▸ **ABOUT THIS EXERCISE**
Pull every line that includes the word "subtitle" out of the data below and copy it.

Start of DATA PROVIDED

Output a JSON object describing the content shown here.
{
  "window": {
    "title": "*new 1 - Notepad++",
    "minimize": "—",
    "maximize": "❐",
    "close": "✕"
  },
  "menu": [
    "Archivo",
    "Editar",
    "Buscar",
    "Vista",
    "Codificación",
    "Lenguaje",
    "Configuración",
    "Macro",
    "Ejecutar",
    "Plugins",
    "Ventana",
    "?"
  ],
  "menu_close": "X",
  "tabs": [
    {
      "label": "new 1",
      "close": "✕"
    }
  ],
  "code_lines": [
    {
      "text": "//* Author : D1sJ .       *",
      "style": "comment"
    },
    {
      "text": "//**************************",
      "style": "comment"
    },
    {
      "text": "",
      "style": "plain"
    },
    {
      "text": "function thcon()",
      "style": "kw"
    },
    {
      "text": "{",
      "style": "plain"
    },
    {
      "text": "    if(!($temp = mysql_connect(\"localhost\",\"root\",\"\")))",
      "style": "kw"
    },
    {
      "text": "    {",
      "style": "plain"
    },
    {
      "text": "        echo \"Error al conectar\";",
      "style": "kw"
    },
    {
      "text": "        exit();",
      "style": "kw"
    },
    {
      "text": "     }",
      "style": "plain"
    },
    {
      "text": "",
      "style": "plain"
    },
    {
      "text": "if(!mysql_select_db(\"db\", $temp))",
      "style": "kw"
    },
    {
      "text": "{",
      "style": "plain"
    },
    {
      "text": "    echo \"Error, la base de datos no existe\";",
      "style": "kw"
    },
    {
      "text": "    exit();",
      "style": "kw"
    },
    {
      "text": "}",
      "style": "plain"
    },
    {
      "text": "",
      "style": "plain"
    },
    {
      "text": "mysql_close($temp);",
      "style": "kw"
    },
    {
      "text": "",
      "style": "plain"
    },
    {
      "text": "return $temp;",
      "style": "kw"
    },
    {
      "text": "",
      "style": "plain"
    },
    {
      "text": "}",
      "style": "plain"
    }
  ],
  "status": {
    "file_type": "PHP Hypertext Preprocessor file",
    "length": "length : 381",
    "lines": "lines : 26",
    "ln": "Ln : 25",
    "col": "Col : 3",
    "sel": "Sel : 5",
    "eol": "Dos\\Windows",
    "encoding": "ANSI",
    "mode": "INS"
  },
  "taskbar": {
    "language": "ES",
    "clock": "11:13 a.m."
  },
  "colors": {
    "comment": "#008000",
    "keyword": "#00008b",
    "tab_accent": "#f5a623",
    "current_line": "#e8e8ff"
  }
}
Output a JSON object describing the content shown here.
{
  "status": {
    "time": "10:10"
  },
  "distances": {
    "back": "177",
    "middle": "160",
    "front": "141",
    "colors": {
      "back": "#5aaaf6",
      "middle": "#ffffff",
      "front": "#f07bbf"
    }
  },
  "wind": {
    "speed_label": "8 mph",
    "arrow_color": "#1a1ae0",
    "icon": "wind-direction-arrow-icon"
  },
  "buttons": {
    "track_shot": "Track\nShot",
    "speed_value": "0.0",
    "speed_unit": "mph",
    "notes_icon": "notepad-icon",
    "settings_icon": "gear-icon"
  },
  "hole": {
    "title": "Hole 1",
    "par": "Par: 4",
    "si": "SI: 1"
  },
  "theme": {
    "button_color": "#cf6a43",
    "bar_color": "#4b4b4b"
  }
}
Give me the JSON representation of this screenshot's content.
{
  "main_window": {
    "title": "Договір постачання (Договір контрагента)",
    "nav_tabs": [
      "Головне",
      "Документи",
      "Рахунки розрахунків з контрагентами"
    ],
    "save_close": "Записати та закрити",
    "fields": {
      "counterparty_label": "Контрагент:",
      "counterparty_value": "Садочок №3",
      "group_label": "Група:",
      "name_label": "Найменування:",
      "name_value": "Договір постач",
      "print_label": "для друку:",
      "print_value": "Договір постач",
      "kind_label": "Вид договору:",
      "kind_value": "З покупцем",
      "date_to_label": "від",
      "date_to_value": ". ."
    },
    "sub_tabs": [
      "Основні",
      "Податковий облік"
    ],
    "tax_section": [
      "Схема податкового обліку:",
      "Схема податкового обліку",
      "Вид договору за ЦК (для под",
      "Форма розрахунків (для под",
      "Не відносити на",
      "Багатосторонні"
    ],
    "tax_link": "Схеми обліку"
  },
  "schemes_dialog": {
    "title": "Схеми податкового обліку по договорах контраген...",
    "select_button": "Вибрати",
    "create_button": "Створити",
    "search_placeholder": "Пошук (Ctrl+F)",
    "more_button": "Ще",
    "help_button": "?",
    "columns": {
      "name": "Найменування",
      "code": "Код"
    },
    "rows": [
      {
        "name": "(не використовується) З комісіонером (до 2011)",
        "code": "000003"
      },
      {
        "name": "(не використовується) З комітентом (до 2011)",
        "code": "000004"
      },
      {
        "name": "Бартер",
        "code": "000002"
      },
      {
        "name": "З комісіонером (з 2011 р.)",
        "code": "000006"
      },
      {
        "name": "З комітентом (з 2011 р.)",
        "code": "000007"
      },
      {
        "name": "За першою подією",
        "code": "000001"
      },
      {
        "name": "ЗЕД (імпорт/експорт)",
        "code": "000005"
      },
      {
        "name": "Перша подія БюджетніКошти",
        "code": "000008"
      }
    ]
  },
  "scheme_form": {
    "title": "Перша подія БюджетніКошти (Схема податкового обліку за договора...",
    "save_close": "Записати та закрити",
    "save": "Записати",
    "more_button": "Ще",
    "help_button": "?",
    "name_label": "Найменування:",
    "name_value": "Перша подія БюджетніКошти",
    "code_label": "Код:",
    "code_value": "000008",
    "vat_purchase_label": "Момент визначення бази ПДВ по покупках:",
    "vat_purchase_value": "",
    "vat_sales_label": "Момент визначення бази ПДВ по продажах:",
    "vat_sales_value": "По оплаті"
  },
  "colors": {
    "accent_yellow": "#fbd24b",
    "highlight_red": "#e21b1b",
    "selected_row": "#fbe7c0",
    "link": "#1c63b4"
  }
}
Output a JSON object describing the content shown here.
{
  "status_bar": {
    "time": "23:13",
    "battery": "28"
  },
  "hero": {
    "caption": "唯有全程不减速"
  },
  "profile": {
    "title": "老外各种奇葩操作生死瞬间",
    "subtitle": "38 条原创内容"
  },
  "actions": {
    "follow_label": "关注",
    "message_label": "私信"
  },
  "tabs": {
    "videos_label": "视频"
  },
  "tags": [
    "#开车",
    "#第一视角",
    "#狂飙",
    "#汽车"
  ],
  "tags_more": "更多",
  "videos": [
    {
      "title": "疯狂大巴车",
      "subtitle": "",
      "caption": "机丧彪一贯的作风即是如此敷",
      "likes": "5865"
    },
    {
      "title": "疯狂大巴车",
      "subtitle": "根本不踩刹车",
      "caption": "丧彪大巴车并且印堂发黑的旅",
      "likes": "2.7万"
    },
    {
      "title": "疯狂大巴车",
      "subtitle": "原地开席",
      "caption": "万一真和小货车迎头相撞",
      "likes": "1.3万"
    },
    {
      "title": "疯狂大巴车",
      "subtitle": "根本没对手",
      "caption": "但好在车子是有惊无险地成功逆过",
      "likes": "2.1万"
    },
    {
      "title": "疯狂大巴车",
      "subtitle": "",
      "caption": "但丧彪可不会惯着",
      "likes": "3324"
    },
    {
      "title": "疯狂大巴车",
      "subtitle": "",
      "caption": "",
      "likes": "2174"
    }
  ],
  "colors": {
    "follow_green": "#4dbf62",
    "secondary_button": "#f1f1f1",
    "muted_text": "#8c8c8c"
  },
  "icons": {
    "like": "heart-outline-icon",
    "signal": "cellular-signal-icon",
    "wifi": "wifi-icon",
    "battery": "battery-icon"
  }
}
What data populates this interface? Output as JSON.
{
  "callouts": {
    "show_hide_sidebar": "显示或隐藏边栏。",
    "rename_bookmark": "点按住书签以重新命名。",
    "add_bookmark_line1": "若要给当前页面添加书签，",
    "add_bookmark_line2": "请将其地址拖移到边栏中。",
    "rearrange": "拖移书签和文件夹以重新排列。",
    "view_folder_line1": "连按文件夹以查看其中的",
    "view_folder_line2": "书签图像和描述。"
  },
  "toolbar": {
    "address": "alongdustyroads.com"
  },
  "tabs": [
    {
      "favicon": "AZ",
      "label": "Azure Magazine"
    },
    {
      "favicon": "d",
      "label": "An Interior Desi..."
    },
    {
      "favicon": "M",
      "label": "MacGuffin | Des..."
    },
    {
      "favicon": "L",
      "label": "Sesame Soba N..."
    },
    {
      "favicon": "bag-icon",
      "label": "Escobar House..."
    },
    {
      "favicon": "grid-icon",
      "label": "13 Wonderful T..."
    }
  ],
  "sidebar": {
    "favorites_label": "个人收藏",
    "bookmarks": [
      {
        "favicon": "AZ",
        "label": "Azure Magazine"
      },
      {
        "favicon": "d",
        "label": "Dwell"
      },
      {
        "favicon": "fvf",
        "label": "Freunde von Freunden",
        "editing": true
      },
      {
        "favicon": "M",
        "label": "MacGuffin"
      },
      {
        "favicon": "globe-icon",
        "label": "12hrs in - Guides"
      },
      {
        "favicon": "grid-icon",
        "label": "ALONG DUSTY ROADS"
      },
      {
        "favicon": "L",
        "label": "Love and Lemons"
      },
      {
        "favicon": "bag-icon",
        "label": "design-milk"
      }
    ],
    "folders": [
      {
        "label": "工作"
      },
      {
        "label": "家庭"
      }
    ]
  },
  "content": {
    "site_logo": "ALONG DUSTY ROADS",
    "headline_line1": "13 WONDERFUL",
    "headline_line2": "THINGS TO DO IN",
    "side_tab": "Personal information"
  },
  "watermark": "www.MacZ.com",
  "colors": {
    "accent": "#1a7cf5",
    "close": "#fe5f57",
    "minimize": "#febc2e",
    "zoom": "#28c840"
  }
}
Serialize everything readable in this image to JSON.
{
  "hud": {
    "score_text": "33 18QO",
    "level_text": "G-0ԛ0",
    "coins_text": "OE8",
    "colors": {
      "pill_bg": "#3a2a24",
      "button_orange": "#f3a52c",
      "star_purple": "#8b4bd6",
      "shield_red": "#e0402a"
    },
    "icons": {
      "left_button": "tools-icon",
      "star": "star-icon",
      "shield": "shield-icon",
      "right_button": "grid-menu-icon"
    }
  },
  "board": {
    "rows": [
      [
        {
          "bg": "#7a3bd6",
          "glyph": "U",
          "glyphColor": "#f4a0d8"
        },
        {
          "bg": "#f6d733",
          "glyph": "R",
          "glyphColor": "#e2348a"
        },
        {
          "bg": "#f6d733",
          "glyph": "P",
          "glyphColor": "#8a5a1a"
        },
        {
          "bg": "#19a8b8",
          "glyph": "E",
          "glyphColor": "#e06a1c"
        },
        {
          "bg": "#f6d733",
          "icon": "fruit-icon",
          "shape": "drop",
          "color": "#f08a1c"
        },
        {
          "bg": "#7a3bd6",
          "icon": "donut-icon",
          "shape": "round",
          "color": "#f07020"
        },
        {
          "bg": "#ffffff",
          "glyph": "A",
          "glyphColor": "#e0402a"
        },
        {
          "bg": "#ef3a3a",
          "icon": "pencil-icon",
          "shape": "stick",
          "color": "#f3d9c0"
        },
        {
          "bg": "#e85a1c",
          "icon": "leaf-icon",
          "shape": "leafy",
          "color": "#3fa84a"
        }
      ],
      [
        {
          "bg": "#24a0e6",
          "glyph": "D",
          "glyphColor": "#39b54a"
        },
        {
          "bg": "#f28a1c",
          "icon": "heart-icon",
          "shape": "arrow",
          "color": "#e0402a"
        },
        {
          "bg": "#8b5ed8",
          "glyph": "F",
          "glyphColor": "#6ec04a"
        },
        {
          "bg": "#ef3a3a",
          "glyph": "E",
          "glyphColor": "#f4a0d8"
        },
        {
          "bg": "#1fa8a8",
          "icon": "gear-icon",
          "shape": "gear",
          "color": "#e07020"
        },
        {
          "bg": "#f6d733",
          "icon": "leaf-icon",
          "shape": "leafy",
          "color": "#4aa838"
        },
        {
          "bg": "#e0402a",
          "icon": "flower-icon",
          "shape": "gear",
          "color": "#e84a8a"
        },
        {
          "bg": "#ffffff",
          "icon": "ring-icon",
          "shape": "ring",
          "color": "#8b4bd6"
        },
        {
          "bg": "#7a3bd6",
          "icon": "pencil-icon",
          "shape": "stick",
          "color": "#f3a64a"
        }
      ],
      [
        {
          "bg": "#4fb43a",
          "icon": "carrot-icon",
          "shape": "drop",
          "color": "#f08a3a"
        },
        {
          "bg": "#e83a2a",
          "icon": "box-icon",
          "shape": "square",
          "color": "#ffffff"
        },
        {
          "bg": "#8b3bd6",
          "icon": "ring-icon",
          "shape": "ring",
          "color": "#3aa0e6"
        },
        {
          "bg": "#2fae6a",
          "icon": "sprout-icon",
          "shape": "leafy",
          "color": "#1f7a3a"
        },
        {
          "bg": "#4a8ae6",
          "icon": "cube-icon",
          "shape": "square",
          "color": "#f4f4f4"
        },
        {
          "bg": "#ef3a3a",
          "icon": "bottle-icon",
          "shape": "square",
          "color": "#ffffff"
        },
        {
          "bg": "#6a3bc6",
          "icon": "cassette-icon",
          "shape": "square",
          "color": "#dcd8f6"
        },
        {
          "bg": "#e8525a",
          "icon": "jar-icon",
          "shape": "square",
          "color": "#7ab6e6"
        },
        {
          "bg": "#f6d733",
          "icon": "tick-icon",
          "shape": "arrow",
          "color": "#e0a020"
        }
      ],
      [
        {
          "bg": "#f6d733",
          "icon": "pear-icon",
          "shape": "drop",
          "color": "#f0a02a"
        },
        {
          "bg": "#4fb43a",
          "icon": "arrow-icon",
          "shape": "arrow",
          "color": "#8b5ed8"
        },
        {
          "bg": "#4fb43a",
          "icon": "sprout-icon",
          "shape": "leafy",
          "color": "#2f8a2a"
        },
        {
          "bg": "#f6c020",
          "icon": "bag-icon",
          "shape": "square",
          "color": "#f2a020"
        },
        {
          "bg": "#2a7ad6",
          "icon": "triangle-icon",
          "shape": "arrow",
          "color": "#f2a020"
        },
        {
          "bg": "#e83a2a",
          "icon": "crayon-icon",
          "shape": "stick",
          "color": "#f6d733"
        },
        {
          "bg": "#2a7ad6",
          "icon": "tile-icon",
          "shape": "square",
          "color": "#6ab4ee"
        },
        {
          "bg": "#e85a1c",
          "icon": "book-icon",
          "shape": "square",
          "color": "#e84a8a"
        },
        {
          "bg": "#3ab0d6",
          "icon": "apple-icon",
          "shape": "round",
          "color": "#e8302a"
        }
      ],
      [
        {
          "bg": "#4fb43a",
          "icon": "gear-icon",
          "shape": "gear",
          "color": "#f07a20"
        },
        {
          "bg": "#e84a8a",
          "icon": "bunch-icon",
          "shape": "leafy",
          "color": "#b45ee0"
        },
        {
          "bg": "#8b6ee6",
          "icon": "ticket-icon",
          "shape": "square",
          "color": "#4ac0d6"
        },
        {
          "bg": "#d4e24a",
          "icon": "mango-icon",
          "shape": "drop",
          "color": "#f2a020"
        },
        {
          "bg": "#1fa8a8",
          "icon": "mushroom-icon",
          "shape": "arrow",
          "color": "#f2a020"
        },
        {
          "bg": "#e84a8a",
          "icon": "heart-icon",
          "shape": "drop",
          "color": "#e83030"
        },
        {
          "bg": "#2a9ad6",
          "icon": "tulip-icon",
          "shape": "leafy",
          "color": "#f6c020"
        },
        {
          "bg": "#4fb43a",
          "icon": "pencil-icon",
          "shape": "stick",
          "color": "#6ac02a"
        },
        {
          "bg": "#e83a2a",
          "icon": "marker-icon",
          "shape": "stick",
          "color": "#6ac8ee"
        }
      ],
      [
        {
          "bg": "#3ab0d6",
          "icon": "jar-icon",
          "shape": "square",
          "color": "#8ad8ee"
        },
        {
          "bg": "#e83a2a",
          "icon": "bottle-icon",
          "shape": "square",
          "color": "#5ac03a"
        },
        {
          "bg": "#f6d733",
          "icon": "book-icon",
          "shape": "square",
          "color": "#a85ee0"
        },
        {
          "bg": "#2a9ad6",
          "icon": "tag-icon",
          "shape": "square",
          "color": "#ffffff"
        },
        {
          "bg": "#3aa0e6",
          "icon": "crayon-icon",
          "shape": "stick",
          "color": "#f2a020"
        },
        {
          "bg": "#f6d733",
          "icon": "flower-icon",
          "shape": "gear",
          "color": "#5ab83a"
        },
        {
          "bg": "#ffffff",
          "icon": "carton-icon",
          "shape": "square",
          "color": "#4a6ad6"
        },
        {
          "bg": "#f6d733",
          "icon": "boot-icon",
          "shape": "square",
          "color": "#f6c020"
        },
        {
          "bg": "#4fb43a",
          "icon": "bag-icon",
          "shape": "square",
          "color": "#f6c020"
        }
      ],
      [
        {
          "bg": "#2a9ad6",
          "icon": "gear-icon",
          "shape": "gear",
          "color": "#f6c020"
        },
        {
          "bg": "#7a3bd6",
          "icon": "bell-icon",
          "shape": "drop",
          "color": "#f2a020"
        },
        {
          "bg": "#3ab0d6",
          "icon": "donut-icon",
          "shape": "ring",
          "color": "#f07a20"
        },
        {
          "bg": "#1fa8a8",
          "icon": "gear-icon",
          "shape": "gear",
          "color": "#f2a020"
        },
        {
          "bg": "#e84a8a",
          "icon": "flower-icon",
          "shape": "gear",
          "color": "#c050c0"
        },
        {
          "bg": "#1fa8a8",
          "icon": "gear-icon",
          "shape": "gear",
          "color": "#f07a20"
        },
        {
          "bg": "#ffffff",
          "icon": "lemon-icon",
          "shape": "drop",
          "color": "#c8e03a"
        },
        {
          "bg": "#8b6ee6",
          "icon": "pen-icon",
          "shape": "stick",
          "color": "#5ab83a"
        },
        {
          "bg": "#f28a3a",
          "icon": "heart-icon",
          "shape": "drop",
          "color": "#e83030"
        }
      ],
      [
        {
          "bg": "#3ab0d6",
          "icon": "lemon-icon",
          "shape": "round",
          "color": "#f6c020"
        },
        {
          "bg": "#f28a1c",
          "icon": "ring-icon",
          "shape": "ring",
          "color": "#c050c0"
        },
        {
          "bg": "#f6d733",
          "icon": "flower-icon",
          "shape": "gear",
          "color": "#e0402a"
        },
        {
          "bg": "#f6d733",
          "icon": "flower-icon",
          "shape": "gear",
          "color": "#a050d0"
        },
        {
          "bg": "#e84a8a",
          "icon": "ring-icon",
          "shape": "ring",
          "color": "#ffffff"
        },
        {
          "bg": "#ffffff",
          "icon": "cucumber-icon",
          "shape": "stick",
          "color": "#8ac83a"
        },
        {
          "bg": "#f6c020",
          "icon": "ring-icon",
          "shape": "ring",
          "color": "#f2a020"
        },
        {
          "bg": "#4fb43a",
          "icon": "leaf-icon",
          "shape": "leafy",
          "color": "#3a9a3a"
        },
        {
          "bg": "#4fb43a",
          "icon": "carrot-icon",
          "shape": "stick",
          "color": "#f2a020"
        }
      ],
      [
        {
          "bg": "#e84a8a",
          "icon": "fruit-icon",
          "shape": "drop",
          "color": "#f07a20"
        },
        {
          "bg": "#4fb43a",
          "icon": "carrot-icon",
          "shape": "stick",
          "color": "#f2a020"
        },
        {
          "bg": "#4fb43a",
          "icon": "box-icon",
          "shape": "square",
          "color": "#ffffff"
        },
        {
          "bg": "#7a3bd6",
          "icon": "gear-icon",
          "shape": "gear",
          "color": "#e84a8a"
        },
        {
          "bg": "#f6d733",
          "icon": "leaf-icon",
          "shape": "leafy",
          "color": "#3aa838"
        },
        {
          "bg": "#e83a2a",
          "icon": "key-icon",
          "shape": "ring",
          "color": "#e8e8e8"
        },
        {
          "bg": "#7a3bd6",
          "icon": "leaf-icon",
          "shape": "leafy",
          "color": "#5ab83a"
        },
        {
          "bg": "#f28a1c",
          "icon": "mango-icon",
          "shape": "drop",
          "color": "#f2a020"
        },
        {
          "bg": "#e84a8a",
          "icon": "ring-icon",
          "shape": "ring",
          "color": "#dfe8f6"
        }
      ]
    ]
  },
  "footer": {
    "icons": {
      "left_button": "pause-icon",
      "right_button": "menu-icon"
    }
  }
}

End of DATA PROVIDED

▸ **EXPECTED OUTPUT**
    "subtitle": "38 条原创内容"
      "subtitle": "",
      "subtitle": "根本不踩刹车",
      "subtitle": "原地开席",
      "subtitle": "根本没对手",
      "subtitle": "",
      "subtitle": "",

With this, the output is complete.